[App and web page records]
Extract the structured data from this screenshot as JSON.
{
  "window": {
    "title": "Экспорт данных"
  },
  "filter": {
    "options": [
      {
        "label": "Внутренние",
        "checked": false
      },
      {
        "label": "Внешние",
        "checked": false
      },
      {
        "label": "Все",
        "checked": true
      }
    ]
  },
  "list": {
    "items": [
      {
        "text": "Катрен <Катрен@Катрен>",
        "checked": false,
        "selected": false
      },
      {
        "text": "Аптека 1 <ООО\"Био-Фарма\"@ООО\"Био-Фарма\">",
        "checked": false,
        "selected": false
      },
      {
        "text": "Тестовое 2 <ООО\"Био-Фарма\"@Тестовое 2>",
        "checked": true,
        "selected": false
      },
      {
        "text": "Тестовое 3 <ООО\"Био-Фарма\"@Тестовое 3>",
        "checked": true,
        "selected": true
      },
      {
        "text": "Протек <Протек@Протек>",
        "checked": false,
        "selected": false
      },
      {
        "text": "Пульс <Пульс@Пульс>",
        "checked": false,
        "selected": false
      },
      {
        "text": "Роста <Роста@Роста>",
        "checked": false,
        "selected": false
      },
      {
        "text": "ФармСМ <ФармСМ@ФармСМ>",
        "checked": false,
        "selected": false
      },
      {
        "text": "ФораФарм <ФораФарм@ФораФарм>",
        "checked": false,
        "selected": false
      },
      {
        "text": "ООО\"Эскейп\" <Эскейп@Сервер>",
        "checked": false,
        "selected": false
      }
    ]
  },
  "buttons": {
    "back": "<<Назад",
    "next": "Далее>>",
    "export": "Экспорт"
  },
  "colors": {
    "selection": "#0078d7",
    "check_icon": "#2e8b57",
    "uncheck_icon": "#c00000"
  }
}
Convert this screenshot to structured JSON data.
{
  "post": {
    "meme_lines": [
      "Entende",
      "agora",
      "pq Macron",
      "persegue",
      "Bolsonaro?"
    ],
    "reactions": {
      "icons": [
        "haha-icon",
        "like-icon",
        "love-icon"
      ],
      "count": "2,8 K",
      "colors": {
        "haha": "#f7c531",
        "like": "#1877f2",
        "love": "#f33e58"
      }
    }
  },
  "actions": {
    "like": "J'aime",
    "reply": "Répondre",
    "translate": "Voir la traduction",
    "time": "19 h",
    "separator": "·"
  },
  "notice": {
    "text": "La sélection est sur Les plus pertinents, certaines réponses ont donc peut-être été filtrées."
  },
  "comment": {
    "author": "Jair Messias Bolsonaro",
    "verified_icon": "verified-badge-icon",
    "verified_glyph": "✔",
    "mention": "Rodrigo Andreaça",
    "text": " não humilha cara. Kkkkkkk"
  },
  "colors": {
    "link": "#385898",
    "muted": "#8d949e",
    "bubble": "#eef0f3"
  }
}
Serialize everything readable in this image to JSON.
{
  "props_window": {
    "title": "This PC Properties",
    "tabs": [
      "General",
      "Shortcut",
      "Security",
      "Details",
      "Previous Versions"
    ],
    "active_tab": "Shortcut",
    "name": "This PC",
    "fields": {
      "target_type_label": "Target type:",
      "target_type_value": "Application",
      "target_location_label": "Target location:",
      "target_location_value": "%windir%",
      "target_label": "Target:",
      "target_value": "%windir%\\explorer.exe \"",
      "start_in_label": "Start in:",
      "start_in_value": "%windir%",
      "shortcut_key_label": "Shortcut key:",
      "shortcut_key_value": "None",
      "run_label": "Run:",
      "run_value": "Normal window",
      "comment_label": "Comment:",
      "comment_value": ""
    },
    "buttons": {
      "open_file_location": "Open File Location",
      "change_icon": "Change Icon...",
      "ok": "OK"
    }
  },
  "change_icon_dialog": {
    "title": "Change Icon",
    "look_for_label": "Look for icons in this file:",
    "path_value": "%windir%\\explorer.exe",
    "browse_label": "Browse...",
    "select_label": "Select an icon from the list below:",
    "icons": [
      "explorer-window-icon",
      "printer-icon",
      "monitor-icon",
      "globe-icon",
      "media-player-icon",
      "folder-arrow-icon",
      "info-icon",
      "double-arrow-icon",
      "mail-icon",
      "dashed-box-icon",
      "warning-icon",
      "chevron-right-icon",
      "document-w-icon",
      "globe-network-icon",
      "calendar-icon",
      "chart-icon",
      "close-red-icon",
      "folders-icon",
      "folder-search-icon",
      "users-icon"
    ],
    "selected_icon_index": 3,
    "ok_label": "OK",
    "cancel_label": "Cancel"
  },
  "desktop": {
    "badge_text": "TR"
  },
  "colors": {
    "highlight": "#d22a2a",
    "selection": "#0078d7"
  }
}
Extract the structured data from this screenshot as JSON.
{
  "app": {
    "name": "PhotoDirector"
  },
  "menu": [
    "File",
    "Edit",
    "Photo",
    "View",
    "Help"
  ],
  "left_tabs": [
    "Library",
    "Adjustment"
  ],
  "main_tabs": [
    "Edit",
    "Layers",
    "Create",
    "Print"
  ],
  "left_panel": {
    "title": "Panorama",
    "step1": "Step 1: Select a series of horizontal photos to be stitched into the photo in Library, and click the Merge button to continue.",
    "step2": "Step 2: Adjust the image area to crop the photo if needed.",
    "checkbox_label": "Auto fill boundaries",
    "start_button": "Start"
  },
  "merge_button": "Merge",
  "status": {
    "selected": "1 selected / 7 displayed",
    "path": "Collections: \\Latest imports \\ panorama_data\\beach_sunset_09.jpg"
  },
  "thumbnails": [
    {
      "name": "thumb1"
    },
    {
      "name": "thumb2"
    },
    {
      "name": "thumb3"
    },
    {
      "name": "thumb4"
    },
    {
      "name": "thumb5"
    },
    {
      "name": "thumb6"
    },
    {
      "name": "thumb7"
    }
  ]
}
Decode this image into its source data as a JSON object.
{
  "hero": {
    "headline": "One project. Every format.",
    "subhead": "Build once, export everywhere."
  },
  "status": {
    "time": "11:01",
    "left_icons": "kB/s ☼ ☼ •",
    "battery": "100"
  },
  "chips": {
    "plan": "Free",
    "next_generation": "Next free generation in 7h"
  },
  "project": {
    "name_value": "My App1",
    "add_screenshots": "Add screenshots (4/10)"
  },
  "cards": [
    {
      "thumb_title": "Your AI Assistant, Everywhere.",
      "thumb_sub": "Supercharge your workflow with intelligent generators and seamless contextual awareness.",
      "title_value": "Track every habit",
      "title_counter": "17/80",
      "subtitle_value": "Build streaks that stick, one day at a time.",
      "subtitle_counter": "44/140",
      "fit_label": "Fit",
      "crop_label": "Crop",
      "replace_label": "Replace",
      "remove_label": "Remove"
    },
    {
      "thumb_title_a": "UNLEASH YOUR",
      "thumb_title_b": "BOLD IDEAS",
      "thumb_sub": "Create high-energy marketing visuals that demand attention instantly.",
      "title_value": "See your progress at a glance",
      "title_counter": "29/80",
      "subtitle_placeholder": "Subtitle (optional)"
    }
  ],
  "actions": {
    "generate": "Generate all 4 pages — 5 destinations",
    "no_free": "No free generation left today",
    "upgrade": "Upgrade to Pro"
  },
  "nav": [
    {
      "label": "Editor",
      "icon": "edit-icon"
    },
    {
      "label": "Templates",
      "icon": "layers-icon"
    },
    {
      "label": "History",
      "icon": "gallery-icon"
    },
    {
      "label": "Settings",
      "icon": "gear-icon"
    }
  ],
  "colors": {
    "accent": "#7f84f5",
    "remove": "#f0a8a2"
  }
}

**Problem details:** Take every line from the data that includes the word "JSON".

**Solution to this problem:**
Extract the structured data from this screenshot as JSON.
Convert this screenshot to structured JSON data.
Serialize everything readable in this image to JSON.
Extract the structured data from this screenshot as JSON.
Decode this image into its source data as a JSON object.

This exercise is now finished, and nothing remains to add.